This national struggle is a just one and as a result, we have a chance to win it. There is broad and deep support around the world for our national rights in this land - on the condition, however, that Israel respect the personal and civil rights of Palestinians residing and making their lives in these areas. Unqualified respect for these rights, the assurance of security for the millions of Palestinians living in Judea and Samaria, and protection of their welfare and freedom to go about their lives are essential if we are to have the world's support for our national claims. The burden of proof will always be on Israel. And the day-to-day conduct of the Jews and the Israel Defense Forces with respect to the Palestinians is a decisive factor in the success of our national struggle.
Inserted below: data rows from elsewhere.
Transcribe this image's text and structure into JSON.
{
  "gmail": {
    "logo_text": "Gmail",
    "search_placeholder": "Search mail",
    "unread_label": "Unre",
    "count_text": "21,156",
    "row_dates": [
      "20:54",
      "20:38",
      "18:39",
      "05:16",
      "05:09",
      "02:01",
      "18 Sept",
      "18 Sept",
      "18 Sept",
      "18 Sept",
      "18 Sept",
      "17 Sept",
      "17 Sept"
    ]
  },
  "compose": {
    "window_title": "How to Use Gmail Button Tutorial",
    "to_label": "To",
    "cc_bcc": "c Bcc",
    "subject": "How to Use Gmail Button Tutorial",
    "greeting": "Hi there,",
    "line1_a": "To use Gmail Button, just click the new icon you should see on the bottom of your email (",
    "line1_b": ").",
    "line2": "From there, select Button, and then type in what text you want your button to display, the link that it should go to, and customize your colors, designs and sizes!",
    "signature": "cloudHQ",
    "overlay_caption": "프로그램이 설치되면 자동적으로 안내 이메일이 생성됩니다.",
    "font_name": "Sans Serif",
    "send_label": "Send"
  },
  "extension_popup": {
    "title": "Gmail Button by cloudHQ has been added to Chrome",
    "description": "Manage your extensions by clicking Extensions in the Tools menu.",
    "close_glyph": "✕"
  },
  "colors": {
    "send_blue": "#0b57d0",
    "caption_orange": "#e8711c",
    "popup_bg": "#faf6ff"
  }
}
This simple, fundamental fact has been clear over time to all of Israel's leaders, first and foremost to those who have taken the cause of the Land of Israel to heart. Such was the case with Menachem Begin and with the spiritual leader of the Gush Emunim settlement movement, Rabbi Zvi Yehuda Kook. And both of them were insistent that settlements not be built on privately-owned Palestinian land. Now, however, the leaders of the right wing live in another world. They compete with one another over who will be more extreme and who will be looked upon favorably by extremists among the settlers.

The late prime minister's son, Minister without Portfolio Benny Begin, was correct in describing a law that would provide retroactive approval for settlements built on privately-owned Palestinian land as "delusional and unconstitutional." Beyond that however, such legislation, if it passes, would cause immeasurable damage to the State of Israel and the Jewish people's just national battle.

There may be room for special arrangements here or there, where people acted in good faith, but the significance of a comprehensive law on the issue involves not only retroactive approval of what was done in the past. It would also signal to absolutely everyone that the State of Israel is not protecting the property rights of the Palestinians in Judea and Samaria.

And Benny Begin, who needs no lessons from other Likud cabinet ministers or Knesset members on what love of the Land of Israel is, understands this. I am also convinced that Prime Minister Benjamin Netanyahu understands it, too.

At the same time, Israel must prove to the world that the conduct of IDF soldiers and their commanders in Judea and Samaria is impeccable. It must be part of our heart and soul, and IDF Chief of Staff Benny Gantz understood this when he correctly decided to dismiss Lt. Col. Shalom Eisner after he struck a foreign activist in the face in a confrontation in the Jordan Valley.

The villain of the case is not Eisner, whose motivations are understandable and whom we can feel sorry for, but rather the voices on the right who said that Eisner deserved a medal for "carrying out the mission." They also had the chutzpah to take Gantz to task for his purported ethical failure.

Does the State of Israel wish to project to the world that this is how the IDF carries out its missions? We are lucky to have Benny Begin and Benny Gantz.

Read this article in Hebrew